[Data for this task Boundary: Start]

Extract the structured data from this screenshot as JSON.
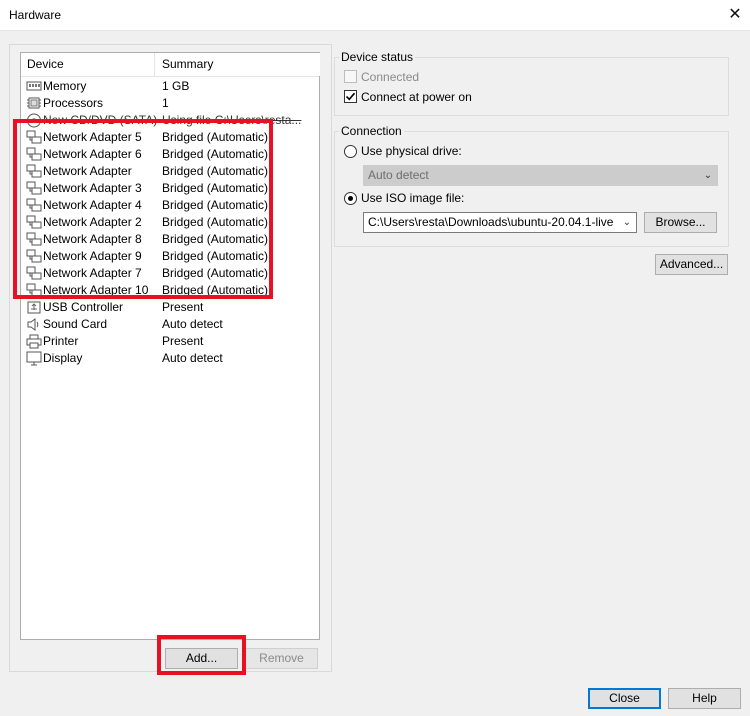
{
  "window": {
    "title": "Hardware",
    "close_glyph": "✕"
  },
  "device_list": {
    "headers": {
      "device": "Device",
      "summary": "Summary"
    },
    "rows": [
      {
        "icon": "memory-icon",
        "name": "Memory",
        "summary": "1 GB"
      },
      {
        "icon": "processor-icon",
        "name": "Processors",
        "summary": "1"
      },
      {
        "icon": "cd-dvd-icon",
        "name": "New CD/DVD (SATA)",
        "summary": "Using file C:\\Users\\resta..."
      },
      {
        "icon": "network-adapter-icon",
        "name": "Network Adapter 5",
        "summary": "Bridged (Automatic)"
      },
      {
        "icon": "network-adapter-icon",
        "name": "Network Adapter 6",
        "summary": "Bridged (Automatic)"
      },
      {
        "icon": "network-adapter-icon",
        "name": "Network Adapter",
        "summary": "Bridged (Automatic)"
      },
      {
        "icon": "network-adapter-icon",
        "name": "Network Adapter 3",
        "summary": "Bridged (Automatic)"
      },
      {
        "icon": "network-adapter-icon",
        "name": "Network Adapter 4",
        "summary": "Bridged (Automatic)"
      },
      {
        "icon": "network-adapter-icon",
        "name": "Network Adapter 2",
        "summary": "Bridged (Automatic)"
      },
      {
        "icon": "network-adapter-icon",
        "name": "Network Adapter 8",
        "summary": "Bridged (Automatic)"
      },
      {
        "icon": "network-adapter-icon",
        "name": "Network Adapter 9",
        "summary": "Bridged (Automatic)"
      },
      {
        "icon": "network-adapter-icon",
        "name": "Network Adapter 7",
        "summary": "Bridged (Automatic)"
      },
      {
        "icon": "network-adapter-icon",
        "name": "Network Adapter 10",
        "summary": "Bridged (Automatic)"
      },
      {
        "icon": "usb-icon",
        "name": "USB Controller",
        "summary": "Present"
      },
      {
        "icon": "sound-card-icon",
        "name": "Sound Card",
        "summary": "Auto detect"
      },
      {
        "icon": "printer-icon",
        "name": "Printer",
        "summary": "Present"
      },
      {
        "icon": "display-icon",
        "name": "Display",
        "summary": "Auto detect"
      }
    ],
    "add_label": "Add...",
    "remove_label": "Remove"
  },
  "device_status": {
    "label": "Device status",
    "connected_label": "Connected",
    "connected_checked": false,
    "connect_power_label": "Connect at power on",
    "connect_power_checked": true
  },
  "connection": {
    "label": "Connection",
    "physical_label": "Use physical drive:",
    "physical_value": "Auto detect",
    "iso_label": "Use ISO image file:",
    "iso_value": "C:\\Users\\resta\\Downloads\\ubuntu-20.04.1-live",
    "browse_label": "Browse..."
  },
  "advanced_label": "Advanced...",
  "footer": {
    "close_label": "Close",
    "help_label": "Help"
  },
  "colors": {
    "annotation": "#e81123",
    "focus": "#0078d7"
  }
}
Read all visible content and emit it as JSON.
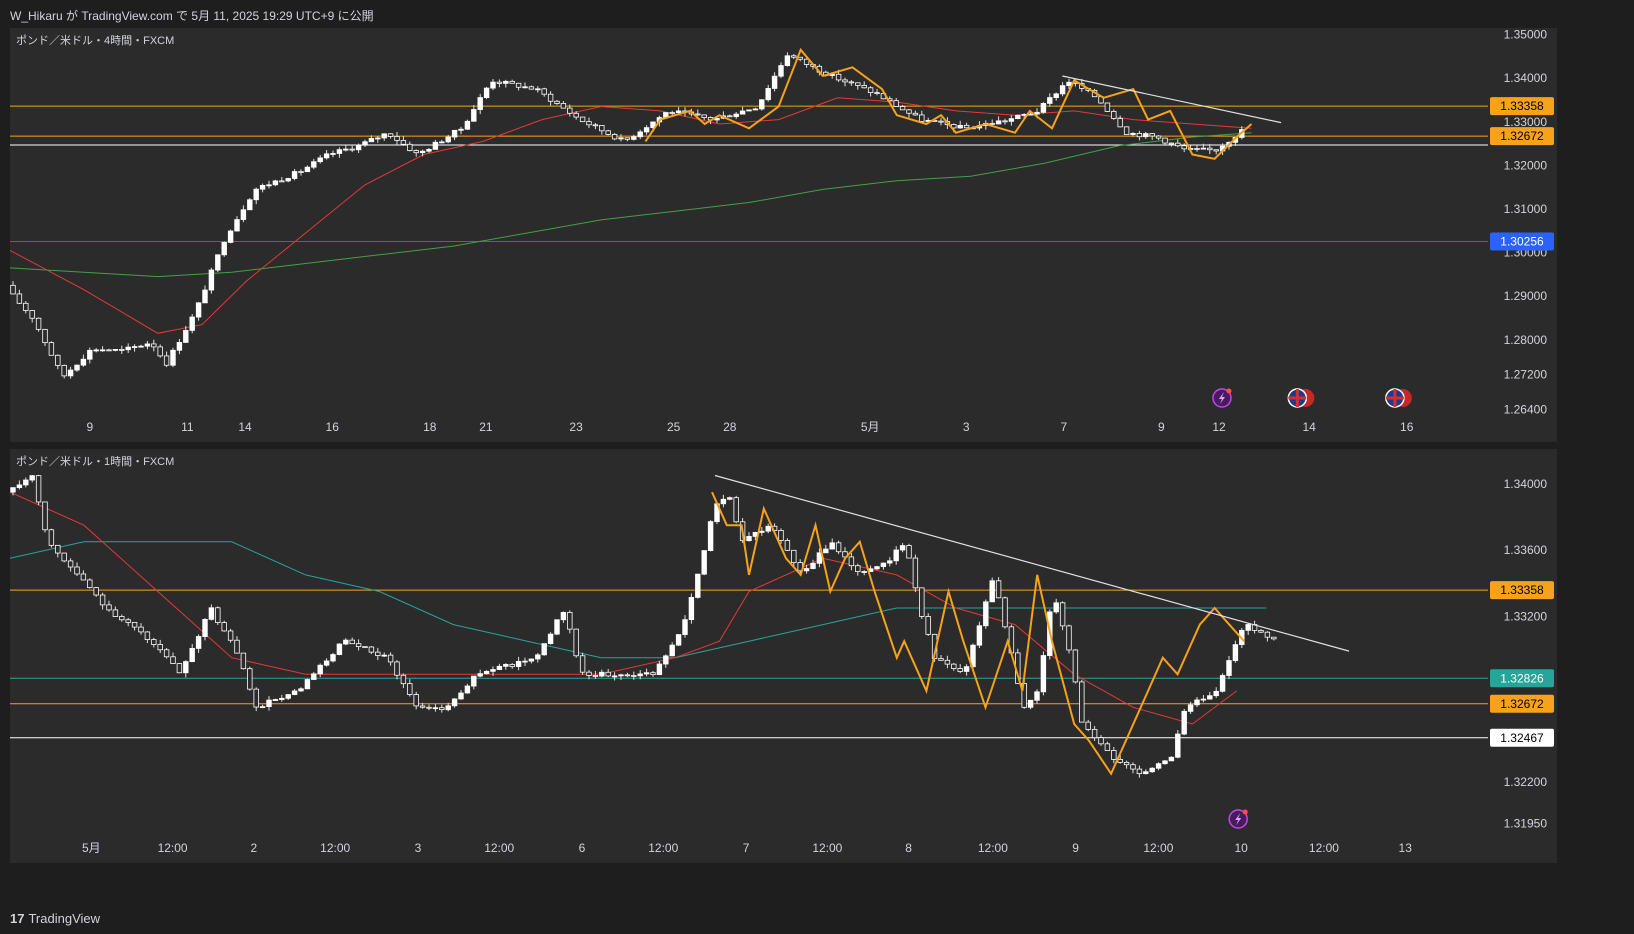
{
  "header": {
    "publish_line": "W_Hikaru が TradingView.com で 5月 11, 2025 19:29 UTC+9 に公開"
  },
  "footer": {
    "brand": "TradingView",
    "logo_glyph": "17"
  },
  "colors": {
    "background": "#2b2b2b",
    "up_candle": "#ffffff",
    "down_candle": "#ffffff",
    "wick": "#e0e0e0",
    "orange": "#f7a21b",
    "red_ma": "#e53935",
    "green_ma": "#43a047",
    "teal_ma": "#26a69a",
    "blue_level": "#2962ff",
    "trendline": "#e0e0e0"
  },
  "chart_data": [
    {
      "type": "candlestick",
      "title": "ポンド／米ドル・4時間・FXCM",
      "ylim": [
        1.263,
        1.3515
      ],
      "y_ticks": [
        "1.35000",
        "1.34000",
        "1.33000",
        "1.32000",
        "1.31000",
        "1.30000",
        "1.29000",
        "1.28000",
        "1.27200",
        "1.26400"
      ],
      "x_ticks": [
        {
          "label": "9",
          "t": 0.054
        },
        {
          "label": "11",
          "t": 0.12
        },
        {
          "label": "14",
          "t": 0.159
        },
        {
          "label": "16",
          "t": 0.218
        },
        {
          "label": "18",
          "t": 0.284
        },
        {
          "label": "21",
          "t": 0.322
        },
        {
          "label": "23",
          "t": 0.383
        },
        {
          "label": "25",
          "t": 0.449
        },
        {
          "label": "28",
          "t": 0.487
        },
        {
          "label": "5月",
          "t": 0.582
        },
        {
          "label": "3",
          "t": 0.647
        },
        {
          "label": "7",
          "t": 0.713
        },
        {
          "label": "9",
          "t": 0.779
        },
        {
          "label": "12",
          "t": 0.818
        },
        {
          "label": "14",
          "t": 0.879
        },
        {
          "label": "16",
          "t": 0.945
        }
      ],
      "price_anchors": [
        [
          0.0,
          1.2925
        ],
        [
          0.02,
          1.285
        ],
        [
          0.04,
          1.2715
        ],
        [
          0.06,
          1.278
        ],
        [
          0.08,
          1.2775
        ],
        [
          0.1,
          1.2795
        ],
        [
          0.11,
          1.2745
        ],
        [
          0.13,
          1.2865
        ],
        [
          0.15,
          1.3035
        ],
        [
          0.17,
          1.3145
        ],
        [
          0.2,
          1.3185
        ],
        [
          0.22,
          1.3225
        ],
        [
          0.24,
          1.3245
        ],
        [
          0.26,
          1.3275
        ],
        [
          0.28,
          1.3225
        ],
        [
          0.31,
          1.3285
        ],
        [
          0.33,
          1.3395
        ],
        [
          0.36,
          1.3375
        ],
        [
          0.39,
          1.3305
        ],
        [
          0.42,
          1.3255
        ],
        [
          0.45,
          1.3325
        ],
        [
          0.48,
          1.3305
        ],
        [
          0.51,
          1.3335
        ],
        [
          0.53,
          1.3455
        ],
        [
          0.56,
          1.3405
        ],
        [
          0.59,
          1.3365
        ],
        [
          0.62,
          1.3305
        ],
        [
          0.65,
          1.3285
        ],
        [
          0.68,
          1.3305
        ],
        [
          0.7,
          1.3325
        ],
        [
          0.72,
          1.3395
        ],
        [
          0.74,
          1.3355
        ],
        [
          0.76,
          1.3275
        ],
        [
          0.78,
          1.3265
        ],
        [
          0.8,
          1.3235
        ],
        [
          0.82,
          1.3235
        ],
        [
          0.84,
          1.3285
        ]
      ],
      "red_ma": [
        [
          0.0,
          1.3005
        ],
        [
          0.05,
          1.2915
        ],
        [
          0.1,
          1.2815
        ],
        [
          0.13,
          1.2835
        ],
        [
          0.16,
          1.2935
        ],
        [
          0.2,
          1.3045
        ],
        [
          0.24,
          1.3155
        ],
        [
          0.28,
          1.3225
        ],
        [
          0.32,
          1.3255
        ],
        [
          0.36,
          1.3305
        ],
        [
          0.4,
          1.3335
        ],
        [
          0.44,
          1.3325
        ],
        [
          0.48,
          1.3295
        ],
        [
          0.52,
          1.3305
        ],
        [
          0.56,
          1.3355
        ],
        [
          0.6,
          1.3345
        ],
        [
          0.64,
          1.3325
        ],
        [
          0.68,
          1.3315
        ],
        [
          0.72,
          1.3325
        ],
        [
          0.76,
          1.3305
        ],
        [
          0.8,
          1.3295
        ],
        [
          0.84,
          1.3285
        ]
      ],
      "green_ma": [
        [
          0.0,
          1.2965
        ],
        [
          0.05,
          1.2955
        ],
        [
          0.1,
          1.2945
        ],
        [
          0.15,
          1.2955
        ],
        [
          0.2,
          1.2975
        ],
        [
          0.25,
          1.2995
        ],
        [
          0.3,
          1.3015
        ],
        [
          0.35,
          1.3045
        ],
        [
          0.4,
          1.3075
        ],
        [
          0.45,
          1.3095
        ],
        [
          0.5,
          1.3115
        ],
        [
          0.55,
          1.3145
        ],
        [
          0.6,
          1.3165
        ],
        [
          0.65,
          1.3175
        ],
        [
          0.7,
          1.3205
        ],
        [
          0.75,
          1.3245
        ],
        [
          0.8,
          1.3265
        ],
        [
          0.84,
          1.3275
        ]
      ],
      "orange_zigzag": [
        [
          0.43,
          1.3255
        ],
        [
          0.44,
          1.3305
        ],
        [
          0.46,
          1.3325
        ],
        [
          0.47,
          1.3295
        ],
        [
          0.48,
          1.3315
        ],
        [
          0.5,
          1.3285
        ],
        [
          0.52,
          1.3335
        ],
        [
          0.535,
          1.3465
        ],
        [
          0.55,
          1.3405
        ],
        [
          0.57,
          1.3425
        ],
        [
          0.59,
          1.3375
        ],
        [
          0.6,
          1.3315
        ],
        [
          0.62,
          1.3295
        ],
        [
          0.63,
          1.3315
        ],
        [
          0.64,
          1.3275
        ],
        [
          0.66,
          1.3295
        ],
        [
          0.68,
          1.3275
        ],
        [
          0.69,
          1.3325
        ],
        [
          0.705,
          1.3285
        ],
        [
          0.72,
          1.3395
        ],
        [
          0.74,
          1.3355
        ],
        [
          0.76,
          1.3375
        ],
        [
          0.77,
          1.3305
        ],
        [
          0.785,
          1.3325
        ],
        [
          0.8,
          1.3225
        ],
        [
          0.815,
          1.3215
        ],
        [
          0.83,
          1.3265
        ],
        [
          0.84,
          1.3295
        ]
      ],
      "trendline": [
        [
          0.712,
          1.3405
        ],
        [
          0.86,
          1.3298
        ]
      ],
      "levels": [
        {
          "price": 1.33358,
          "label": "1.33358",
          "kind": "orange"
        },
        {
          "price": 1.32672,
          "label": "1.32672",
          "kind": "orange"
        },
        {
          "price": 1.32467,
          "label": "1.32467",
          "kind": "white",
          "badge": false
        },
        {
          "price": 1.30256,
          "label": "1.30256",
          "kind": "blue"
        }
      ],
      "event_icons": [
        {
          "t": 0.82,
          "name": "lightning-event-icon"
        },
        {
          "t": 0.871,
          "name": "uk-flag-event-icon"
        },
        {
          "t": 0.937,
          "name": "uk-flag-event-icon"
        }
      ]
    },
    {
      "type": "candlestick",
      "title": "ポンド／米ドル・1時間・FXCM",
      "ylim": [
        1.3188,
        1.3421
      ],
      "y_ticks": [
        "1.34000",
        "1.33600",
        "1.33200",
        "1.32200",
        "1.31950"
      ],
      "x_ticks": [
        {
          "label": "5月",
          "t": 0.055
        },
        {
          "label": "12:00",
          "t": 0.11
        },
        {
          "label": "2",
          "t": 0.165
        },
        {
          "label": "12:00",
          "t": 0.22
        },
        {
          "label": "3",
          "t": 0.276
        },
        {
          "label": "12:00",
          "t": 0.331
        },
        {
          "label": "6",
          "t": 0.387
        },
        {
          "label": "12:00",
          "t": 0.442
        },
        {
          "label": "7",
          "t": 0.498
        },
        {
          "label": "12:00",
          "t": 0.553
        },
        {
          "label": "8",
          "t": 0.608
        },
        {
          "label": "12:00",
          "t": 0.665
        },
        {
          "label": "9",
          "t": 0.721
        },
        {
          "label": "12:00",
          "t": 0.777
        },
        {
          "label": "10",
          "t": 0.833
        },
        {
          "label": "12:00",
          "t": 0.889
        },
        {
          "label": "13",
          "t": 0.944
        }
      ],
      "price_anchors": [
        [
          0.0,
          1.3395
        ],
        [
          0.02,
          1.3405
        ],
        [
          0.03,
          1.3365
        ],
        [
          0.05,
          1.3345
        ],
        [
          0.07,
          1.3325
        ],
        [
          0.1,
          1.3305
        ],
        [
          0.12,
          1.3285
        ],
        [
          0.14,
          1.3325
        ],
        [
          0.16,
          1.3295
        ],
        [
          0.17,
          1.3265
        ],
        [
          0.2,
          1.3275
        ],
        [
          0.23,
          1.3305
        ],
        [
          0.26,
          1.3295
        ],
        [
          0.28,
          1.3265
        ],
        [
          0.3,
          1.3265
        ],
        [
          0.32,
          1.3285
        ],
        [
          0.36,
          1.3295
        ],
        [
          0.38,
          1.3325
        ],
        [
          0.39,
          1.3285
        ],
        [
          0.41,
          1.3285
        ],
        [
          0.43,
          1.3285
        ],
        [
          0.44,
          1.3285
        ],
        [
          0.46,
          1.3315
        ],
        [
          0.47,
          1.3345
        ],
        [
          0.48,
          1.3385
        ],
        [
          0.49,
          1.3395
        ],
        [
          0.5,
          1.3365
        ],
        [
          0.52,
          1.3375
        ],
        [
          0.54,
          1.3345
        ],
        [
          0.56,
          1.3365
        ],
        [
          0.58,
          1.3345
        ],
        [
          0.6,
          1.3355
        ],
        [
          0.61,
          1.3365
        ],
        [
          0.62,
          1.3325
        ],
        [
          0.63,
          1.3295
        ],
        [
          0.65,
          1.3285
        ],
        [
          0.67,
          1.3345
        ],
        [
          0.68,
          1.3305
        ],
        [
          0.69,
          1.3265
        ],
        [
          0.7,
          1.3275
        ],
        [
          0.71,
          1.3335
        ],
        [
          0.72,
          1.3305
        ],
        [
          0.73,
          1.3255
        ],
        [
          0.75,
          1.3235
        ],
        [
          0.77,
          1.3225
        ],
        [
          0.79,
          1.3235
        ],
        [
          0.8,
          1.3265
        ],
        [
          0.82,
          1.3275
        ],
        [
          0.84,
          1.3315
        ],
        [
          0.86,
          1.3305
        ]
      ],
      "red_ma": [
        [
          0.0,
          1.3395
        ],
        [
          0.05,
          1.3375
        ],
        [
          0.1,
          1.3335
        ],
        [
          0.15,
          1.3295
        ],
        [
          0.2,
          1.3285
        ],
        [
          0.25,
          1.3285
        ],
        [
          0.3,
          1.3285
        ],
        [
          0.35,
          1.3285
        ],
        [
          0.4,
          1.3285
        ],
        [
          0.45,
          1.3295
        ],
        [
          0.48,
          1.3305
        ],
        [
          0.5,
          1.3335
        ],
        [
          0.55,
          1.3355
        ],
        [
          0.6,
          1.3345
        ],
        [
          0.64,
          1.3325
        ],
        [
          0.68,
          1.3315
        ],
        [
          0.72,
          1.3285
        ],
        [
          0.76,
          1.3265
        ],
        [
          0.8,
          1.3255
        ],
        [
          0.83,
          1.3275
        ]
      ],
      "teal_ma": [
        [
          0.0,
          1.3355
        ],
        [
          0.05,
          1.3365
        ],
        [
          0.1,
          1.3365
        ],
        [
          0.15,
          1.3365
        ],
        [
          0.2,
          1.3345
        ],
        [
          0.25,
          1.3335
        ],
        [
          0.3,
          1.3315
        ],
        [
          0.35,
          1.3305
        ],
        [
          0.4,
          1.3295
        ],
        [
          0.45,
          1.3295
        ],
        [
          0.5,
          1.3305
        ],
        [
          0.55,
          1.3315
        ],
        [
          0.6,
          1.3325
        ],
        [
          0.65,
          1.3325
        ],
        [
          0.7,
          1.3325
        ],
        [
          0.75,
          1.3325
        ],
        [
          0.8,
          1.3325
        ],
        [
          0.85,
          1.3325
        ]
      ],
      "orange_zigzag": [
        [
          0.475,
          1.3395
        ],
        [
          0.485,
          1.3375
        ],
        [
          0.495,
          1.3375
        ],
        [
          0.5,
          1.3345
        ],
        [
          0.51,
          1.3385
        ],
        [
          0.525,
          1.3355
        ],
        [
          0.535,
          1.3345
        ],
        [
          0.545,
          1.3375
        ],
        [
          0.555,
          1.3335
        ],
        [
          0.565,
          1.3355
        ],
        [
          0.575,
          1.3365
        ],
        [
          0.585,
          1.3335
        ],
        [
          0.6,
          1.3295
        ],
        [
          0.605,
          1.3305
        ],
        [
          0.62,
          1.3275
        ],
        [
          0.635,
          1.3335
        ],
        [
          0.645,
          1.3305
        ],
        [
          0.66,
          1.3265
        ],
        [
          0.675,
          1.3305
        ],
        [
          0.685,
          1.3275
        ],
        [
          0.695,
          1.3345
        ],
        [
          0.705,
          1.3305
        ],
        [
          0.72,
          1.3255
        ],
        [
          0.73,
          1.3245
        ],
        [
          0.745,
          1.3225
        ],
        [
          0.755,
          1.3245
        ],
        [
          0.77,
          1.3275
        ],
        [
          0.78,
          1.3295
        ],
        [
          0.79,
          1.3285
        ],
        [
          0.805,
          1.3315
        ],
        [
          0.815,
          1.3325
        ],
        [
          0.825,
          1.3315
        ],
        [
          0.835,
          1.3305
        ]
      ],
      "trendline": [
        [
          0.477,
          1.3405
        ],
        [
          0.906,
          1.3299
        ]
      ],
      "levels": [
        {
          "price": 1.33358,
          "label": "1.33358",
          "kind": "orange"
        },
        {
          "price": 1.32826,
          "label": "1.32826",
          "kind": "teal"
        },
        {
          "price": 1.32672,
          "label": "1.32672",
          "kind": "orange"
        },
        {
          "price": 1.32467,
          "label": "1.32467",
          "kind": "white"
        }
      ],
      "event_icons": [
        {
          "t": 0.831,
          "name": "lightning-event-icon"
        }
      ]
    }
  ]
}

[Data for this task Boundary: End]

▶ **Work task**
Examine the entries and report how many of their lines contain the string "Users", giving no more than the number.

▶ **Answer area**
2